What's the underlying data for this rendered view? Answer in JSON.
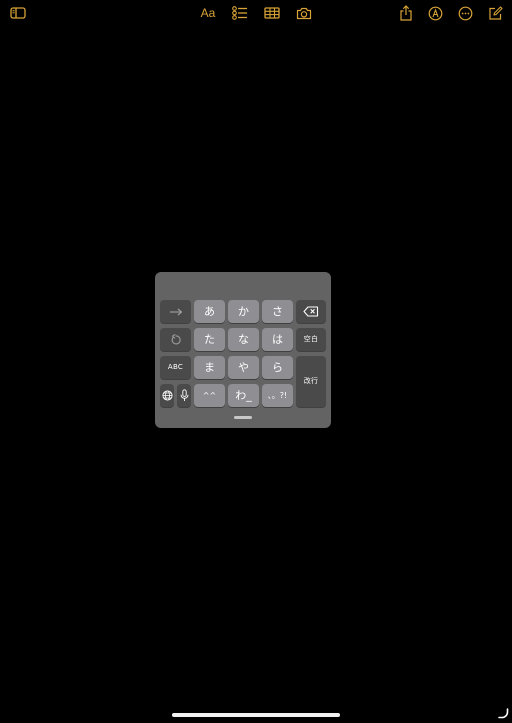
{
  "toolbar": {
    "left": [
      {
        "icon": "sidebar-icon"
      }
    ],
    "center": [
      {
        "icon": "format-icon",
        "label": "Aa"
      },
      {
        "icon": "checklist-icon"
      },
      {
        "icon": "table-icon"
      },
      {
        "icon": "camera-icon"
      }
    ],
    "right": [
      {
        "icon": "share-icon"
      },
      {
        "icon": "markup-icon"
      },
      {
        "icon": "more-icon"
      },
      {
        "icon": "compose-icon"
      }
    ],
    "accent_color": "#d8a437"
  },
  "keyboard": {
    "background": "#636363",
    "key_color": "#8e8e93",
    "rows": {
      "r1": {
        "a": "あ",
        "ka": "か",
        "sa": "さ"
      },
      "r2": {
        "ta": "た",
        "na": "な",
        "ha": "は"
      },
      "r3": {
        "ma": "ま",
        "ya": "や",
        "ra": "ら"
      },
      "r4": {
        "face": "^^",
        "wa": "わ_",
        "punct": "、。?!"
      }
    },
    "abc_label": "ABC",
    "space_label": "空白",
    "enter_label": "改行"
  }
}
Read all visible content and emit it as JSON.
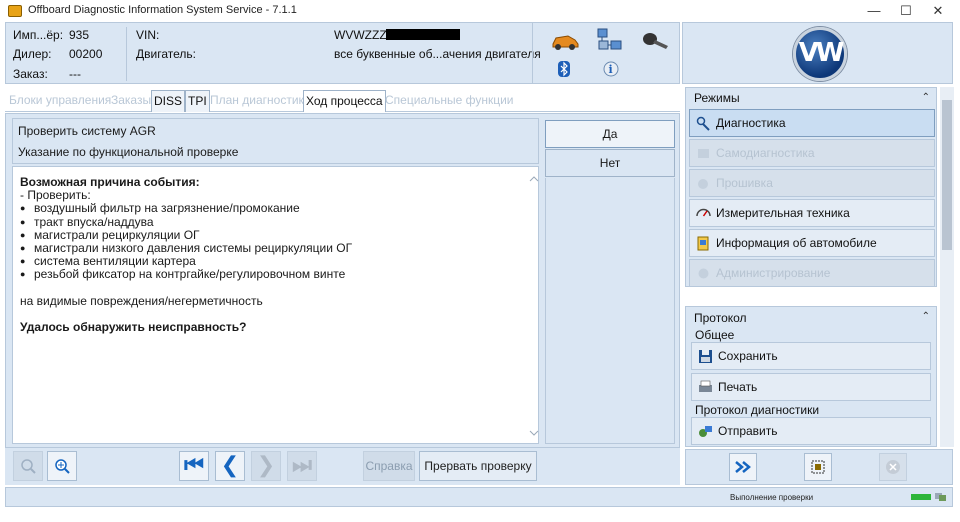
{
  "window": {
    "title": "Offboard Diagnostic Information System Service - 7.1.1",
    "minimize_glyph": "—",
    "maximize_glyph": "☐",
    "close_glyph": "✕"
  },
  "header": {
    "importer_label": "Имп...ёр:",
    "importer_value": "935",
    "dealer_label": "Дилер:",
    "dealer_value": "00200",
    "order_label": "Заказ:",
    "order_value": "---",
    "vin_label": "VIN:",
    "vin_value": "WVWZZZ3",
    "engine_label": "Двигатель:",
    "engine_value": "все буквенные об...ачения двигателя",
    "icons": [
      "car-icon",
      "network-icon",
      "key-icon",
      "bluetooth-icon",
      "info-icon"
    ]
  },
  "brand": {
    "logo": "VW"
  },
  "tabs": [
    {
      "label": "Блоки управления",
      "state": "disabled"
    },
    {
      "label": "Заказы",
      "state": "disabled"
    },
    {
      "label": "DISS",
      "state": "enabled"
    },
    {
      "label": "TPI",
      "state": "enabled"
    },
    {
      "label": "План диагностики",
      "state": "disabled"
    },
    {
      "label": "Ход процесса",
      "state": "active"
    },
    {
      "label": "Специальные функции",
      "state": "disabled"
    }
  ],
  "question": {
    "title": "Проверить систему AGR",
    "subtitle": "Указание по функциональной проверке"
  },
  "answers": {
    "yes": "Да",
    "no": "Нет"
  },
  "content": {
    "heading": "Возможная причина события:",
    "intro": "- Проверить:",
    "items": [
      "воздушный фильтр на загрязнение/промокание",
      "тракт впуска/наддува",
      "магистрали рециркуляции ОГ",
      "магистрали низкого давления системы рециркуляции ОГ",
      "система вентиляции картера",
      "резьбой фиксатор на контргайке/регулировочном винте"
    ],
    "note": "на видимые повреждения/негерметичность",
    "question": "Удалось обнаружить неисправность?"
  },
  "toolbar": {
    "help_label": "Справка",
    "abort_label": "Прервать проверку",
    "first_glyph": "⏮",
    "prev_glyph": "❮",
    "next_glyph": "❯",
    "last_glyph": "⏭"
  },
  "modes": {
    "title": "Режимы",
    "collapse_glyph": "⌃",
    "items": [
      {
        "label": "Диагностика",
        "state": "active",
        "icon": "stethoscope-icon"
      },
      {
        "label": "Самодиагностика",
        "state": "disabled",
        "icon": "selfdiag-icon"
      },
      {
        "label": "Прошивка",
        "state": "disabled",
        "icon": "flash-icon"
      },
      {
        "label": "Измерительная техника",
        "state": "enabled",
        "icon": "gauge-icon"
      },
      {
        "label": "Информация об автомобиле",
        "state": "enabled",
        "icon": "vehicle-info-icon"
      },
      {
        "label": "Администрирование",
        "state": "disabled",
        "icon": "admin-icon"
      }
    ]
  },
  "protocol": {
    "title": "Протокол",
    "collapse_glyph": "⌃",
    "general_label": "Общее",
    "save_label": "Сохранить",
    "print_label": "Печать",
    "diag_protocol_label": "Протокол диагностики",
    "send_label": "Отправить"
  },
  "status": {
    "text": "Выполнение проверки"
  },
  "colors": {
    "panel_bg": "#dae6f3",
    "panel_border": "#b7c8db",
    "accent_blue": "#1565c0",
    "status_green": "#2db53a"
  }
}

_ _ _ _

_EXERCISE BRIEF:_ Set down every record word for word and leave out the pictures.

_EXPECTED ANSWER:_
What's the underlying data for this rendered view? Answer in JSON.
{
  "toolbar": {
    "left": [
      {
        "icon": "sidebar-icon"
      }
    ],
    "center": [
      {
        "icon": "format-icon",
        "label": "Aa"
      },
      {
        "icon": "checklist-icon"
      },
      {
        "icon": "table-icon"
      },
      {
        "icon": "camera-icon"
      }
    ],
    "right": [
      {
        "icon": "share-icon"
      },
      {
        "icon": "markup-icon"
      },
      {
        "icon": "more-icon"
      },
      {
        "icon": "compose-icon"
      }
    ],
    "accent_color": "#d8a437"
  },
  "keyboard": {
    "background": "#636363",
    "key_color": "#8e8e93",
    "rows": {
      "r1": {
        "a": "あ",
        "ka": "か",
        "sa": "さ"
      },
      "r2": {
        "ta": "た",
        "na": "な",
        "ha": "は"
      },
      "r3": {
        "ma": "ま",
        "ya": "や",
        "ra": "ら"
      },
      "r4": {
        "face": "^^",
        "wa": "わ_",
        "punct": "、。?!"
      }
    },
    "abc_label": "ABC",
    "space_label": "空白",
    "enter_label": "改行"
  }
}
Read all visible content and emit it as JSON.
{
  "window": {
    "title": "Offboard Diagnostic Information System Service - 7.1.1",
    "minimize_glyph": "—",
    "maximize_glyph": "☐",
    "close_glyph": "✕"
  },
  "header": {
    "importer_label": "Имп...ёр:",
    "importer_value": "935",
    "dealer_label": "Дилер:",
    "dealer_value": "00200",
    "order_label": "Заказ:",
    "order_value": "---",
    "vin_label": "VIN:",
    "vin_value": "WVWZZZ3",
    "engine_label": "Двигатель:",
    "engine_value": "все буквенные об...ачения двигателя",
    "icons": [
      "car-icon",
      "network-icon",
      "key-icon",
      "bluetooth-icon",
      "info-icon"
    ]
  },
  "brand": {
    "logo": "VW"
  },
  "tabs": [
    {
      "label": "Блоки управления",
      "state": "disabled"
    },
    {
      "label": "Заказы",
      "state": "disabled"
    },
    {
      "label": "DISS",
      "state": "enabled"
    },
    {
      "label": "TPI",
      "state": "enabled"
    },
    {
      "label": "План диагностики",
      "state": "disabled"
    },
    {
      "label": "Ход процесса",
      "state": "active"
    },
    {
      "label": "Специальные функции",
      "state": "disabled"
    }
  ],
  "question": {
    "title": "Проверить систему AGR",
    "subtitle": "Указание по функциональной проверке"
  },
  "answers": {
    "yes": "Да",
    "no": "Нет"
  },
  "content": {
    "heading": "Возможная причина события:",
    "intro": "- Проверить:",
    "items": [
      "воздушный фильтр на загрязнение/промокание",
      "тракт впуска/наддува",
      "магистрали рециркуляции ОГ",
      "магистрали низкого давления системы рециркуляции ОГ",
      "система вентиляции картера",
      "резьбой фиксатор на контргайке/регулировочном винте"
    ],
    "note": "на видимые повреждения/негерметичность",
    "question": "Удалось обнаружить неисправность?"
  },
  "toolbar": {
    "help_label": "Справка",
    "abort_label": "Прервать проверку",
    "first_glyph": "⏮",
    "prev_glyph": "❮",
    "next_glyph": "❯",
    "last_glyph": "⏭"
  },
  "modes": {
    "title": "Режимы",
    "collapse_glyph": "⌃",
    "items": [
      {
        "label": "Диагностика",
        "state": "active",
        "icon": "stethoscope-icon"
      },
      {
        "label": "Самодиагностика",
        "state": "disabled",
        "icon": "selfdiag-icon"
      },
      {
        "label": "Прошивка",
        "state": "disabled",
        "icon": "flash-icon"
      },
      {
        "label": "Измерительная техника",
        "state": "enabled",
        "icon": "gauge-icon"
      },
      {
        "label": "Информация об автомобиле",
        "state": "enabled",
        "icon": "vehicle-info-icon"
      },
      {
        "label": "Администрирование",
        "state": "disabled",
        "icon": "admin-icon"
      }
    ]
  },
  "protocol": {
    "title": "Протокол",
    "collapse_glyph": "⌃",
    "general_label": "Общее",
    "save_label": "Сохранить",
    "print_label": "Печать",
    "diag_protocol_label": "Протокол диагностики",
    "send_label": "Отправить"
  },
  "status": {
    "text": "Выполнение проверки"
  },
  "colors": {
    "panel_bg": "#dae6f3",
    "panel_border": "#b7c8db",
    "accent_blue": "#1565c0",
    "status_green": "#2db53a"
  }
}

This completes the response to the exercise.